== Work instruction ==
When a line in the records includes the string "this", it goes into the tally; report that tally alone.

== Entries from a dataset of interfaces ==
============
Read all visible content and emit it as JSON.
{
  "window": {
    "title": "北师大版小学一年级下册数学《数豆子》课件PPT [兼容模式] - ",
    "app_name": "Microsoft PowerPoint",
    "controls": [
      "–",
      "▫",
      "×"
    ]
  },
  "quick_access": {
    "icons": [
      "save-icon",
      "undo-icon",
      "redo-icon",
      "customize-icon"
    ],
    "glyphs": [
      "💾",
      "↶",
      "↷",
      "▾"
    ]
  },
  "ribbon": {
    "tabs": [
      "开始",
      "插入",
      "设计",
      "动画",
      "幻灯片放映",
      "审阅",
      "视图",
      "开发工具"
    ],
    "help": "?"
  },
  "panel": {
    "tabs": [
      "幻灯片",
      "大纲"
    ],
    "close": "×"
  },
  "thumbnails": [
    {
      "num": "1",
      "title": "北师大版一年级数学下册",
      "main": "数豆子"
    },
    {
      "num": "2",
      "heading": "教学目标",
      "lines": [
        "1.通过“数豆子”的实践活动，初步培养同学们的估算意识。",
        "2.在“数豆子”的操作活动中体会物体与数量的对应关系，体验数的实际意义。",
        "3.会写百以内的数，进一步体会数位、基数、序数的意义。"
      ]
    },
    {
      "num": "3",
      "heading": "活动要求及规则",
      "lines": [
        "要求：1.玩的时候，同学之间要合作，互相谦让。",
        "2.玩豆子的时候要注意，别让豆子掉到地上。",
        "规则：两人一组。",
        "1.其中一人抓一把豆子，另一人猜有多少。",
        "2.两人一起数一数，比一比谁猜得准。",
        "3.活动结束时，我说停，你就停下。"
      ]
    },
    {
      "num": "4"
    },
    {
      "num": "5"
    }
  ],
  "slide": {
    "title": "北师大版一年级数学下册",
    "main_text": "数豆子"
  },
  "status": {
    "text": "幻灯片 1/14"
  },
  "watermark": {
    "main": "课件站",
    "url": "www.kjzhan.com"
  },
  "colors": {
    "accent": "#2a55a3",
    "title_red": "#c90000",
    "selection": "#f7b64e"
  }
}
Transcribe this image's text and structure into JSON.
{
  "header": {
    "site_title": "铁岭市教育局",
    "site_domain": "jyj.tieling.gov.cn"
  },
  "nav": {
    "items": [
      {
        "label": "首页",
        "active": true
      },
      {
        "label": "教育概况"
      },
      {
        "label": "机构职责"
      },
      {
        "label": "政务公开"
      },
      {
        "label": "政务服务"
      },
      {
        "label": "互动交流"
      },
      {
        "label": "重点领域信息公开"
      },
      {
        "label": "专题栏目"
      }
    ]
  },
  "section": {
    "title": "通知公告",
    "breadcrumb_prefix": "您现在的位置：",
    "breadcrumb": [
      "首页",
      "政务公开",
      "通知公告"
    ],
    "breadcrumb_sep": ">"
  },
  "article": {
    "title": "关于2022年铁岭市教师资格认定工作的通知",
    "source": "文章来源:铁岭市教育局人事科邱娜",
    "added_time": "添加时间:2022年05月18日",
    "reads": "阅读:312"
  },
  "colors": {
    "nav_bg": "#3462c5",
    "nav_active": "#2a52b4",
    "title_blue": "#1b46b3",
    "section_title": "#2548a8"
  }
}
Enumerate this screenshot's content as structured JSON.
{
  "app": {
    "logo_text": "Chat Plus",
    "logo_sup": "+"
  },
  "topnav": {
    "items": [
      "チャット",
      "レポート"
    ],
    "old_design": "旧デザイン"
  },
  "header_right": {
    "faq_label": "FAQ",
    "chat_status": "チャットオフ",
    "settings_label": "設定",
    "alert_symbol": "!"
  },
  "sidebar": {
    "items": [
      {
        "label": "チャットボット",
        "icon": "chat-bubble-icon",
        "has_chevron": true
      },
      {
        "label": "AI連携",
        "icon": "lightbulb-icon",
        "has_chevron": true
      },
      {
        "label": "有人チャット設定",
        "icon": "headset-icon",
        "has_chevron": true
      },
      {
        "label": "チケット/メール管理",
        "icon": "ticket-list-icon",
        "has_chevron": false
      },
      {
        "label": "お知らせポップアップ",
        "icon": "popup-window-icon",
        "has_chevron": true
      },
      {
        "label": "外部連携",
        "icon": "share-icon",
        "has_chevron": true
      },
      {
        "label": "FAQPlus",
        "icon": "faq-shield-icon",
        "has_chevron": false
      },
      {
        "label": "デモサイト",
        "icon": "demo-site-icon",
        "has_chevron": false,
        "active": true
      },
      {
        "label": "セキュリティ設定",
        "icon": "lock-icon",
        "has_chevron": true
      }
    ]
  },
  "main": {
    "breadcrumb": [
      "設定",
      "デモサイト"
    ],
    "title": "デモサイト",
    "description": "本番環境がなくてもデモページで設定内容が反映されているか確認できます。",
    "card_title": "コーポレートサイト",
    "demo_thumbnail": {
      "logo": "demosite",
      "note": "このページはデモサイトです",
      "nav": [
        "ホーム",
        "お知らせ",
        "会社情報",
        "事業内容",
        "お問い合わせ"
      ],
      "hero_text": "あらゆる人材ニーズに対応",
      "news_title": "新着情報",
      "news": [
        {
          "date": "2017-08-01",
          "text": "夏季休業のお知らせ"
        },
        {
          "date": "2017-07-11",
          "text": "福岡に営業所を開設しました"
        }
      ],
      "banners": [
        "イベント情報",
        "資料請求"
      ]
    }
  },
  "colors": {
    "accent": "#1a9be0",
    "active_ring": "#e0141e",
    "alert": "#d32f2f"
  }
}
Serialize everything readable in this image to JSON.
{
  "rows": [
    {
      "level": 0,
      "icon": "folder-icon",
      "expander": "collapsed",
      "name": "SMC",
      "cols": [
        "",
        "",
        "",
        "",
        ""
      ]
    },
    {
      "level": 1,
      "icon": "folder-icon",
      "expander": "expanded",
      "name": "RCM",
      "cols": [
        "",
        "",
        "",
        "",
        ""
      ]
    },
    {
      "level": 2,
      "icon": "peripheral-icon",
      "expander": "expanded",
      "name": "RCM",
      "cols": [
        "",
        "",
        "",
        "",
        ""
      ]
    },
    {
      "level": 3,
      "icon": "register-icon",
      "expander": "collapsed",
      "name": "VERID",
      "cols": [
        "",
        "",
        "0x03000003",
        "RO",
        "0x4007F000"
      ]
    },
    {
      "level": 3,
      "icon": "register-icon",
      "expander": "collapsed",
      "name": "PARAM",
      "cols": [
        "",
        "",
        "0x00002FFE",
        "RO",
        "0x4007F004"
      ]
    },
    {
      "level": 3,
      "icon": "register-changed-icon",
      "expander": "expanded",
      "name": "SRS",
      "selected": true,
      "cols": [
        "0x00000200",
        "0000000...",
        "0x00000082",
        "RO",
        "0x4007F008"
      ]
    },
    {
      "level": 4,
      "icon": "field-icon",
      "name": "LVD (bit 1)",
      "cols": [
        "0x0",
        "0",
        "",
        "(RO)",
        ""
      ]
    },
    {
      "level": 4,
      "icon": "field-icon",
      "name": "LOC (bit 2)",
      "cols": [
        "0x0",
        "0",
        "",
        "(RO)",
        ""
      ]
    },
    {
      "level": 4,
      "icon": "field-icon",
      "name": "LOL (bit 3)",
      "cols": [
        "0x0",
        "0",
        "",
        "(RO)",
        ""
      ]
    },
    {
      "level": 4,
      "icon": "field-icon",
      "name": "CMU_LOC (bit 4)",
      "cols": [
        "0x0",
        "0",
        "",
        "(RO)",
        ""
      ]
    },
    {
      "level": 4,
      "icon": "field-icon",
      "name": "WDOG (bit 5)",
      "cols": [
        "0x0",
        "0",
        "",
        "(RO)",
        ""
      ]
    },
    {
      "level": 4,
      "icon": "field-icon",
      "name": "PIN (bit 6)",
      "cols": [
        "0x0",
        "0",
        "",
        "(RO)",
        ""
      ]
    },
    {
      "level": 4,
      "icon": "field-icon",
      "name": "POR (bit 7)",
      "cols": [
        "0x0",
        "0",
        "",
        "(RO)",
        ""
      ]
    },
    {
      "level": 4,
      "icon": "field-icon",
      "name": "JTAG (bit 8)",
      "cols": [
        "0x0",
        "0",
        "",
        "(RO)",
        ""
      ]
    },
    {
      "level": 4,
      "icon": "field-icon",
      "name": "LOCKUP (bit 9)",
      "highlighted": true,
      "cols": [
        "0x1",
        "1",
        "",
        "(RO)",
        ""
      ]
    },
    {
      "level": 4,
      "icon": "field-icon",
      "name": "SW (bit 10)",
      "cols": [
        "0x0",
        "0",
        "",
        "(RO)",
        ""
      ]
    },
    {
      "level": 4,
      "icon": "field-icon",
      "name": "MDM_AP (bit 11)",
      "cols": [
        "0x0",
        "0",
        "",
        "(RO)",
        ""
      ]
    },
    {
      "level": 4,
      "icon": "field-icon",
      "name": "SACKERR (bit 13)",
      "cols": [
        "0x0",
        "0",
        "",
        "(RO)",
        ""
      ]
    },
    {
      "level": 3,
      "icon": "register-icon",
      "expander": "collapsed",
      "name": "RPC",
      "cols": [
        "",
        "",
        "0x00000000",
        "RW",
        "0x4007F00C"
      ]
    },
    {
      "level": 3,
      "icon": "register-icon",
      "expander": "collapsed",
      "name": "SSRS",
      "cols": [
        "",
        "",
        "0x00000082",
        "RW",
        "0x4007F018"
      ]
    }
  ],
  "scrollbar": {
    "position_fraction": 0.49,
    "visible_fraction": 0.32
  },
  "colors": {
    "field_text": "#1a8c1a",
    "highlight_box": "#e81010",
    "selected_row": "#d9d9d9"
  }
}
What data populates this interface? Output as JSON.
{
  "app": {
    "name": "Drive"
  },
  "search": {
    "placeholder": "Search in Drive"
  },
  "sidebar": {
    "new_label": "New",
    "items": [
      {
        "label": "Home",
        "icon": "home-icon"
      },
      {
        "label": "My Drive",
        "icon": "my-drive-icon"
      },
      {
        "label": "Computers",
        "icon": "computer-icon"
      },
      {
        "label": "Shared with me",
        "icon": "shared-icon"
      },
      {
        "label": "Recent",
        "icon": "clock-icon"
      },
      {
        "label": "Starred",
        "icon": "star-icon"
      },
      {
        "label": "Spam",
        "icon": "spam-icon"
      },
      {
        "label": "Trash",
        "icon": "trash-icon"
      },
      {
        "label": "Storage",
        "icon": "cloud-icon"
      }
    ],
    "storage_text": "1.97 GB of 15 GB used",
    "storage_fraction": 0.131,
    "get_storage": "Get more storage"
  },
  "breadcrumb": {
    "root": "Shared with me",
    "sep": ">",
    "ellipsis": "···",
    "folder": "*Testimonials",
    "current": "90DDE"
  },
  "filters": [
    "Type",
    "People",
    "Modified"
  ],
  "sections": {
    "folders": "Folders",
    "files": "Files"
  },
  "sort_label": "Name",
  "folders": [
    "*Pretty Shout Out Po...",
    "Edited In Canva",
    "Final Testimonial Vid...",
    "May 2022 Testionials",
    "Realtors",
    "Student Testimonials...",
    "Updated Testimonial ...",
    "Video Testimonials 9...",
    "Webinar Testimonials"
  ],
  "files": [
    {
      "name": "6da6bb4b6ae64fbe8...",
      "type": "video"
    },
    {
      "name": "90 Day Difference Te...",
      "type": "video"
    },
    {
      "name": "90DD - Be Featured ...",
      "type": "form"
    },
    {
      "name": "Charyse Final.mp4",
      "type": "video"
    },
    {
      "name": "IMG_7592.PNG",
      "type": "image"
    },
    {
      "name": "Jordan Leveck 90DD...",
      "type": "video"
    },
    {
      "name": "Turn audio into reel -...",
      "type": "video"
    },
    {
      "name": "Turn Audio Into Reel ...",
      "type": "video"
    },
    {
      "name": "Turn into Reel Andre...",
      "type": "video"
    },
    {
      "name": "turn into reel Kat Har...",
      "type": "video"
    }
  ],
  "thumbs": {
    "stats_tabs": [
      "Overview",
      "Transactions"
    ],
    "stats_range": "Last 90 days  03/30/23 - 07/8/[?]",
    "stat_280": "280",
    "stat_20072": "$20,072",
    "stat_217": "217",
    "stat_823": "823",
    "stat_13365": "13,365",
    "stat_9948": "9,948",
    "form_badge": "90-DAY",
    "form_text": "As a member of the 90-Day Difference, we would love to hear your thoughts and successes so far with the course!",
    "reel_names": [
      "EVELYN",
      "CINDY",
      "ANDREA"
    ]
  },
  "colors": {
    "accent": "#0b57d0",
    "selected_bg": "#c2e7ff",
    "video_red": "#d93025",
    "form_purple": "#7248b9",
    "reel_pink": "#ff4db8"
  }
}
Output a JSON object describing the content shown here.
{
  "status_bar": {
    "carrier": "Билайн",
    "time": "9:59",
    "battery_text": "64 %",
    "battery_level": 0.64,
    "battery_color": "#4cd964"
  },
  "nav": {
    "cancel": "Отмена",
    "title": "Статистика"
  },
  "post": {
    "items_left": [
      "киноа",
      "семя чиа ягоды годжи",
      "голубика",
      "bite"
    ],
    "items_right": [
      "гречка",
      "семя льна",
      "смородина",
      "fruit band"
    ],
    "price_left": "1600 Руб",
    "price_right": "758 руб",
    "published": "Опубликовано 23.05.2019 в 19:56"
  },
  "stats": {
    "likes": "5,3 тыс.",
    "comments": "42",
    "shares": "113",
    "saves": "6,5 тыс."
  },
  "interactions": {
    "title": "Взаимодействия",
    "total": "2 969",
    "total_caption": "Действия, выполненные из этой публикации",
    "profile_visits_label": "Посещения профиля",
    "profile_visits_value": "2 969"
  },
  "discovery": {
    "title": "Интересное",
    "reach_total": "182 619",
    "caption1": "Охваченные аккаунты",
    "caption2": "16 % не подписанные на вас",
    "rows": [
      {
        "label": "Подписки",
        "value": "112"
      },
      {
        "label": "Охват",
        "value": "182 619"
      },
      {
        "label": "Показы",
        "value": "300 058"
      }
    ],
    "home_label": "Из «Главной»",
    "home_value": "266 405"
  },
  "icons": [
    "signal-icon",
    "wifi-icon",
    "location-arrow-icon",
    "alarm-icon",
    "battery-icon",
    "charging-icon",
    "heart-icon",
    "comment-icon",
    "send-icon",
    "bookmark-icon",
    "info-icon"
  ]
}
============
== Task output ==
4